### Work required
Leaving the images behind, copy every line of the records exactly.

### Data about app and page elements
---*---

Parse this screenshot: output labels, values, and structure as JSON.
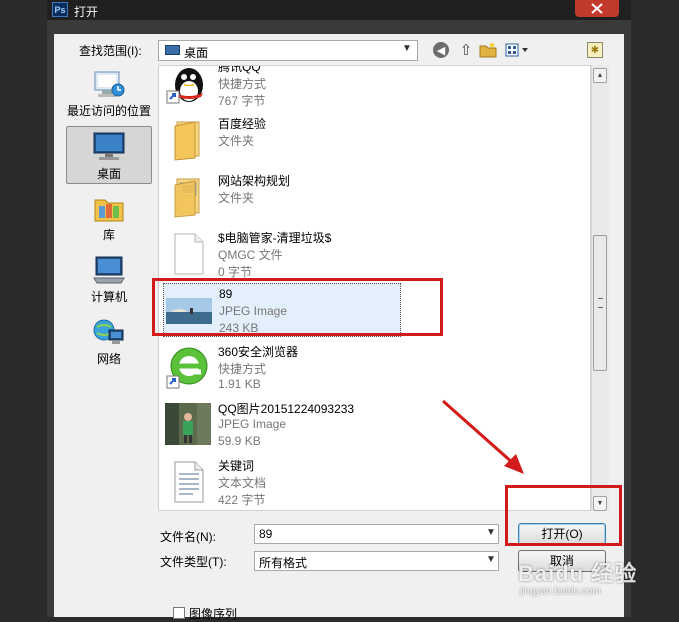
{
  "window": {
    "title": "打开",
    "app_icon_text": "Ps"
  },
  "lookin": {
    "label": "查找范围(I):",
    "value": "桌面"
  },
  "toolbar": {
    "back_icon": "back-arrow-icon",
    "up_icon": "up-folder-icon",
    "new_folder_icon": "new-folder-icon",
    "views_icon": "view-menu-icon"
  },
  "places": [
    {
      "label": "最近访问的位置",
      "icon": "recent-places-icon"
    },
    {
      "label": "桌面",
      "icon": "desktop-icon",
      "selected": true
    },
    {
      "label": "库",
      "icon": "libraries-icon"
    },
    {
      "label": "计算机",
      "icon": "computer-icon"
    },
    {
      "label": "网络",
      "icon": "network-icon"
    }
  ],
  "files": [
    {
      "name": "腾讯QQ",
      "type": "快捷方式",
      "size": "767 字节",
      "icon": "qq-penguin-icon"
    },
    {
      "name": "百度经验",
      "type": "文件夹",
      "size": "",
      "icon": "folder-icon"
    },
    {
      "name": "网站架构规划",
      "type": "文件夹",
      "size": "",
      "icon": "folder-icon"
    },
    {
      "name": "$电脑管家-清理垃圾$",
      "type": "QMGC 文件",
      "size": "0 字节",
      "icon": "blank-file-icon"
    },
    {
      "name": "89",
      "type": "JPEG Image",
      "size": "243 KB",
      "icon": "jpeg-thumbnail",
      "selected": true
    },
    {
      "name": "360安全浏览器",
      "type": "快捷方式",
      "size": "1.91 KB",
      "icon": "360-browser-icon"
    },
    {
      "name": "QQ图片20151224093233",
      "type": "JPEG Image",
      "size": "59.9 KB",
      "icon": "photo-thumbnail"
    },
    {
      "name": "关键词",
      "type": "文本文档",
      "size": "422 字节",
      "icon": "text-document-icon"
    }
  ],
  "filename": {
    "label": "文件名(N):",
    "value": "89"
  },
  "filetype": {
    "label": "文件类型(T):",
    "value": "所有格式"
  },
  "buttons": {
    "open": "打开(O)",
    "cancel": "取消"
  },
  "sequence": {
    "label": "图像序列"
  },
  "watermark": {
    "text": "Baidu 经验",
    "sub": "jingyan.baidu.com"
  },
  "colors": {
    "annotation_red": "#d21a1a",
    "selection": "#e3effa",
    "titlebar": "#202020"
  }
}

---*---

### Solution to this problem
Parse this screenshot: output labels, values, and structure as JSON.
{
  "window": {
    "title": "打开",
    "app_icon_text": "Ps"
  },
  "lookin": {
    "label": "查找范围(I):",
    "value": "桌面"
  },
  "toolbar": {
    "back_icon": "back-arrow-icon",
    "up_icon": "up-folder-icon",
    "new_folder_icon": "new-folder-icon",
    "views_icon": "view-menu-icon"
  },
  "places": [
    {
      "label": "最近访问的位置",
      "icon": "recent-places-icon"
    },
    {
      "label": "桌面",
      "icon": "desktop-icon",
      "selected": true
    },
    {
      "label": "库",
      "icon": "libraries-icon"
    },
    {
      "label": "计算机",
      "icon": "computer-icon"
    },
    {
      "label": "网络",
      "icon": "network-icon"
    }
  ],
  "files": [
    {
      "name": "腾讯QQ",
      "type": "快捷方式",
      "size": "767 字节",
      "icon": "qq-penguin-icon"
    },
    {
      "name": "百度经验",
      "type": "文件夹",
      "size": "",
      "icon": "folder-icon"
    },
    {
      "name": "网站架构规划",
      "type": "文件夹",
      "size": "",
      "icon": "folder-icon"
    },
    {
      "name": "$电脑管家-清理垃圾$",
      "type": "QMGC 文件",
      "size": "0 字节",
      "icon": "blank-file-icon"
    },
    {
      "name": "89",
      "type": "JPEG Image",
      "size": "243 KB",
      "icon": "jpeg-thumbnail",
      "selected": true
    },
    {
      "name": "360安全浏览器",
      "type": "快捷方式",
      "size": "1.91 KB",
      "icon": "360-browser-icon"
    },
    {
      "name": "QQ图片20151224093233",
      "type": "JPEG Image",
      "size": "59.9 KB",
      "icon": "photo-thumbnail"
    },
    {
      "name": "关键词",
      "type": "文本文档",
      "size": "422 字节",
      "icon": "text-document-icon"
    }
  ],
  "filename": {
    "label": "文件名(N):",
    "value": "89"
  },
  "filetype": {
    "label": "文件类型(T):",
    "value": "所有格式"
  },
  "buttons": {
    "open": "打开(O)",
    "cancel": "取消"
  },
  "sequence": {
    "label": "图像序列"
  },
  "watermark": {
    "text": "Baidu 经验",
    "sub": "jingyan.baidu.com"
  },
  "colors": {
    "annotation_red": "#d21a1a",
    "selection": "#e3effa",
    "titlebar": "#202020"
  }
}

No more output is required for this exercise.